Additional research should continue Irwin’s work by examining the challenges prisoners face when returning to society, as well as how prisoners change their lives around while inside the prison walls. Irwin’s study is a good start to this project, but the small samples size and the narrow population–lifers convicted of murder and residing in one prison–is not representative of prisoners in the United States. Additional research is needed that asks prisoners who a wide-range of sentences and convictions to explain the challenges of prison and reentry. While this research is being conducted, researchers should remain reflexive in the challenges they face when researching prison populations to inform the discipline of techniques needed to overcome barriers often associated with prison research (Jewkes, 2012).
Notwithstanding the limitations and the need for future research, Irwin eloquently captures the complexities of prisoners sentenced to life. These 17 individuals shared common upbringings that often consisted of difficult life circumstances or bad choices driven by heightened emotions. Despite the seriousness of the crimes committed by these individuals, Irwin shows how even violent offenders can be transformed through their years spent in prison and develop the desire to improve their lives. Irwin confronts the myth that murderers are evil people who need to be locked up forever and, instead, shows that these long-prison sentences are inhumane; the lack of reentry programs are harming society. In his final book, Irwin successfully contests notions about prisons and challenges the reader to think differently about prisoners, therefore his book would be a valuable source for undergraduate courses or a supplement to graduate seminars on prison. In true Convict Criminological fashion, Irwin is able to teach the reader about prison using the perspectives and insights of prisoners to expose the contradictions in the American prison system.
Irwin, J. (1970). The felon. Los Angeles, CA: University of California Press.
Irwin, J. (1985). The jail: Managing the underclass in American society. Los Angeles, CA: University of California Press.
Irwin, J., & Owen, B. (2004). The warehouse prison: Disposal of the new dangerous class. New York, NY: Oxford University Press.

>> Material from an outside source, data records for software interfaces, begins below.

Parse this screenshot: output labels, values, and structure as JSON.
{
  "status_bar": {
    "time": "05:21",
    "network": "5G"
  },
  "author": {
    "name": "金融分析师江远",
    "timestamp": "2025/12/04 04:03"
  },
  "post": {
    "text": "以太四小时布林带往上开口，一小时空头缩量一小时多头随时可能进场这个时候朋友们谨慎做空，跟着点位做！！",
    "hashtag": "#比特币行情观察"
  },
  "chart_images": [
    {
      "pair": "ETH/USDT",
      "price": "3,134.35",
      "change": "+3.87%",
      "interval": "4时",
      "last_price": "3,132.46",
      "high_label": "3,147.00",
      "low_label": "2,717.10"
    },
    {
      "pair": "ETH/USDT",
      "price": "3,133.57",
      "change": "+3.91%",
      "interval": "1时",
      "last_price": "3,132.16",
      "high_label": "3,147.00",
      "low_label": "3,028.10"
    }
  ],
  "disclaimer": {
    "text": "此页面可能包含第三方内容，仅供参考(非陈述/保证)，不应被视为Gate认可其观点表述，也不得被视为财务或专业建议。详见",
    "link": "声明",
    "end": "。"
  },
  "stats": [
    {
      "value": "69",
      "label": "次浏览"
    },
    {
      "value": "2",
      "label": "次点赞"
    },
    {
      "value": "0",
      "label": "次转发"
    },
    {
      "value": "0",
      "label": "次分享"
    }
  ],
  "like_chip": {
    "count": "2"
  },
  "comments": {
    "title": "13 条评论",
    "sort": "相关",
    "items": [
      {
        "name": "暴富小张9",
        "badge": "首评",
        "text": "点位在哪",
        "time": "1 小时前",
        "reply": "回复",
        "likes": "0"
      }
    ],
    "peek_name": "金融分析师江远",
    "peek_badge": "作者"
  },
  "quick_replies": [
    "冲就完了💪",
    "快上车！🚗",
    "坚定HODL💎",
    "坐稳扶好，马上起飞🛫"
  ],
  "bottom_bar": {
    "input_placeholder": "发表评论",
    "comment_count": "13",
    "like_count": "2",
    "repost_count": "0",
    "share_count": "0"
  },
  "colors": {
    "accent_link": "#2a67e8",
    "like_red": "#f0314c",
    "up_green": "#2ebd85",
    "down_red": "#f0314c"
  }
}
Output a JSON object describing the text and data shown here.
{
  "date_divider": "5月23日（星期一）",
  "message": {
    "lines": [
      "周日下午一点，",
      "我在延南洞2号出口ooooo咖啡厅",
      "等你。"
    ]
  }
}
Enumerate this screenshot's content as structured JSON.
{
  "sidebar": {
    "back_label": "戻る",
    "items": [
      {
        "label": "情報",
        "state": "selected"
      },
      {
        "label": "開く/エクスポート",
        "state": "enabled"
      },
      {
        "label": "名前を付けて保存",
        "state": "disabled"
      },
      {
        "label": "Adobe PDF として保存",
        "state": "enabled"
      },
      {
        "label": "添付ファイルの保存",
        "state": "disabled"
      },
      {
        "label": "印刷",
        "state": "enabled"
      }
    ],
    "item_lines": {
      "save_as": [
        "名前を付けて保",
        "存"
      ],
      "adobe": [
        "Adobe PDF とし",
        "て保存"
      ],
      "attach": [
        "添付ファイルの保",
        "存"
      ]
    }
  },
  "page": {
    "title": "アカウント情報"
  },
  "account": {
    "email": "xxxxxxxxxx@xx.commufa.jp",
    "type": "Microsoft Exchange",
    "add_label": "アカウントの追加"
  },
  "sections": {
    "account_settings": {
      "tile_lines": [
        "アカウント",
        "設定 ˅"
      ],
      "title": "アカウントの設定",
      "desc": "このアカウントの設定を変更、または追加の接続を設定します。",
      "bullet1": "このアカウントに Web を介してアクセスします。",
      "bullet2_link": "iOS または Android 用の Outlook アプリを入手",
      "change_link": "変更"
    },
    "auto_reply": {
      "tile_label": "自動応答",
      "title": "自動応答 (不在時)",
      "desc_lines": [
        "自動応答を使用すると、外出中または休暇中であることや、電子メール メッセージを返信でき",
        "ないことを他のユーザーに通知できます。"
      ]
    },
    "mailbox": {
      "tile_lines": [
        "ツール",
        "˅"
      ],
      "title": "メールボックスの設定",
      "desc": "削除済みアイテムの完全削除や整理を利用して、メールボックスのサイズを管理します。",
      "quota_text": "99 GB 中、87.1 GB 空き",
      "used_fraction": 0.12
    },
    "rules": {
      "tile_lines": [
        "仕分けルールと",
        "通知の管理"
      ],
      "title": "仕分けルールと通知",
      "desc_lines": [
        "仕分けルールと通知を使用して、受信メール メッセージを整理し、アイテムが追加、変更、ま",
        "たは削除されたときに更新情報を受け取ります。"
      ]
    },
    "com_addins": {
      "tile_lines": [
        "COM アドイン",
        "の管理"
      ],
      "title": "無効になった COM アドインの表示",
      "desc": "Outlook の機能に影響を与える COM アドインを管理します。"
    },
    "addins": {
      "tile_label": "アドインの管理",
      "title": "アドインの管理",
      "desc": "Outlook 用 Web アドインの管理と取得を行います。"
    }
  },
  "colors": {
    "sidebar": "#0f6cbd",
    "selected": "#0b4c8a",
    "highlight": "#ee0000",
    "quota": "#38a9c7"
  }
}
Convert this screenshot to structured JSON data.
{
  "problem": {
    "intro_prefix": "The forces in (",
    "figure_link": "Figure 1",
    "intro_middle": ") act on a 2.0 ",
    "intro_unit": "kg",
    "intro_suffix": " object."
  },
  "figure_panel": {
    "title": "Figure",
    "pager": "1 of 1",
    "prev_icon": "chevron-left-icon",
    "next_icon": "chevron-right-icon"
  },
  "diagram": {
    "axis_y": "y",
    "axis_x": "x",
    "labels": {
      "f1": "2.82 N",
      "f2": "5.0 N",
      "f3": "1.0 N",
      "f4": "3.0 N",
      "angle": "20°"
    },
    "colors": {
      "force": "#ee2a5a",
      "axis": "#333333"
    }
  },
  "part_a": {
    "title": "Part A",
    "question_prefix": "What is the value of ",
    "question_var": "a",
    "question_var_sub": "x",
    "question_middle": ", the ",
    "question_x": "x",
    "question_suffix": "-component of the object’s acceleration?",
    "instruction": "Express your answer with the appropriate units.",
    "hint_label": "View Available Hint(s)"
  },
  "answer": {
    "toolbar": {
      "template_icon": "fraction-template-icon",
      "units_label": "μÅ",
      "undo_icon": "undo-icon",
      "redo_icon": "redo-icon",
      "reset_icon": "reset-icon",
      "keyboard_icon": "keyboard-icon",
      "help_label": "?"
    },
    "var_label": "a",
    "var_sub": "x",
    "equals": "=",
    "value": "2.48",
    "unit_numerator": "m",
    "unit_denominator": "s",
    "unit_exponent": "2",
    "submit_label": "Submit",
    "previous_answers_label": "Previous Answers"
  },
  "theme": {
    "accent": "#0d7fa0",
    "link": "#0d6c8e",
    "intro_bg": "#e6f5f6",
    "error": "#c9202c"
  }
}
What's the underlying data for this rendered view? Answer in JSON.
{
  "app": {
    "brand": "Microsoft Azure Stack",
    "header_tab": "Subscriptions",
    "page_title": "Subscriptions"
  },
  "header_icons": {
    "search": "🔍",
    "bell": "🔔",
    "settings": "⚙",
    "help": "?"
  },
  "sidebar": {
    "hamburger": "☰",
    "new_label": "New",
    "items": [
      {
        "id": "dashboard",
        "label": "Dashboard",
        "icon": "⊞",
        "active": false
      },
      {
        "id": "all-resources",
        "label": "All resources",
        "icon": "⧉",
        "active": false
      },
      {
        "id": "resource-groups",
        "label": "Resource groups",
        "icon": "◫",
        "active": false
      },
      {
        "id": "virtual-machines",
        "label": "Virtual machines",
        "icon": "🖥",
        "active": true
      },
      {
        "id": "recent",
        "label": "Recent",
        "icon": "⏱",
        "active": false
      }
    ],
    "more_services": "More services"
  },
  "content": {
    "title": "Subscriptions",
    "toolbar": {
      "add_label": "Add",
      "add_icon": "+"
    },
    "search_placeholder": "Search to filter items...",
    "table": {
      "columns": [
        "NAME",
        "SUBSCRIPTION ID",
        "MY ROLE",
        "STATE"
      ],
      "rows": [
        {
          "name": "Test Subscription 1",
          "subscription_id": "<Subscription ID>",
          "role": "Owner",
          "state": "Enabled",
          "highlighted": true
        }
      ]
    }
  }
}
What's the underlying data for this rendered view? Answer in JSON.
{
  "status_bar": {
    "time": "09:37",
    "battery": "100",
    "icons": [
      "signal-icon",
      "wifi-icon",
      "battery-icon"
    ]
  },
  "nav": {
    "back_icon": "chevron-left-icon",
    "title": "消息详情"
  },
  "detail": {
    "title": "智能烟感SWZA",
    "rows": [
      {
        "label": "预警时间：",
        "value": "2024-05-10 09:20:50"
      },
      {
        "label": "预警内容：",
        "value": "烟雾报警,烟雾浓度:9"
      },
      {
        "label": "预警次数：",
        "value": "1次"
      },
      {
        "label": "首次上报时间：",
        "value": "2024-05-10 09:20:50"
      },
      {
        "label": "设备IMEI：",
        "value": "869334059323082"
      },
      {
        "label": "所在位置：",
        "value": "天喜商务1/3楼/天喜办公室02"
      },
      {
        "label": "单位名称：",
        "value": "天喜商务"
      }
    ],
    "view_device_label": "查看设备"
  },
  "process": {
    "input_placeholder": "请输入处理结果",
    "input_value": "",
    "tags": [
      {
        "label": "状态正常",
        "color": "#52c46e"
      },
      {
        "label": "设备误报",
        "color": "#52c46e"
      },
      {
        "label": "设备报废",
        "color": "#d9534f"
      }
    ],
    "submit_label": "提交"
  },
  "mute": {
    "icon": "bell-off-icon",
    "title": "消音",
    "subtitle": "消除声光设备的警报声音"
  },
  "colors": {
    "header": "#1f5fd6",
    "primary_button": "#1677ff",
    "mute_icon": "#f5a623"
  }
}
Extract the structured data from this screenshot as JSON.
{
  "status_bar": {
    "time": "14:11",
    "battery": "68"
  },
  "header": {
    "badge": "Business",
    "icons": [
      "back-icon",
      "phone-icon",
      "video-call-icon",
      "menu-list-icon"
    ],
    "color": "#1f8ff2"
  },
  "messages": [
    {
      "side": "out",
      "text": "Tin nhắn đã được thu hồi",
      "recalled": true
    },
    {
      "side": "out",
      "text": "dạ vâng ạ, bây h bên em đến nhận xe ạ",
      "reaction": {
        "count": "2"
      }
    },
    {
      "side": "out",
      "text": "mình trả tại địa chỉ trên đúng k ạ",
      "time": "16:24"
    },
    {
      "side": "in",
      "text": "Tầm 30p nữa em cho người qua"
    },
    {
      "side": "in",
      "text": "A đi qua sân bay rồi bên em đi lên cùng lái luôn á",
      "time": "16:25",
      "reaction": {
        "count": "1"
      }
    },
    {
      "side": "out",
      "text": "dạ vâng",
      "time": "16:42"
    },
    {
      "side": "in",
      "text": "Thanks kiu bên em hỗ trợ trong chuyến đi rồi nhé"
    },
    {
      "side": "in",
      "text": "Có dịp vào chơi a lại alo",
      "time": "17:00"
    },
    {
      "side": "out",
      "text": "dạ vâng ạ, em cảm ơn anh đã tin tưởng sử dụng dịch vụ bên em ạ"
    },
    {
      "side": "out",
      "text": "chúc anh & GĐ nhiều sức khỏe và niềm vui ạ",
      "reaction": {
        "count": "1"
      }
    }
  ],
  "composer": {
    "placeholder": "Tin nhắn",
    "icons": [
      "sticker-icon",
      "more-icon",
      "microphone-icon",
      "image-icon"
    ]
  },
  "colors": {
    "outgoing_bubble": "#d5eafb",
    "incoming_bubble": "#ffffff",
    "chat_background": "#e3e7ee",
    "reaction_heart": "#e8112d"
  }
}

Jewkes, Y. (2012). Autoethnoraphy and emotion as intellectual resources: Doing prison research differently. Qualitative Inquiry, 18, 63-75.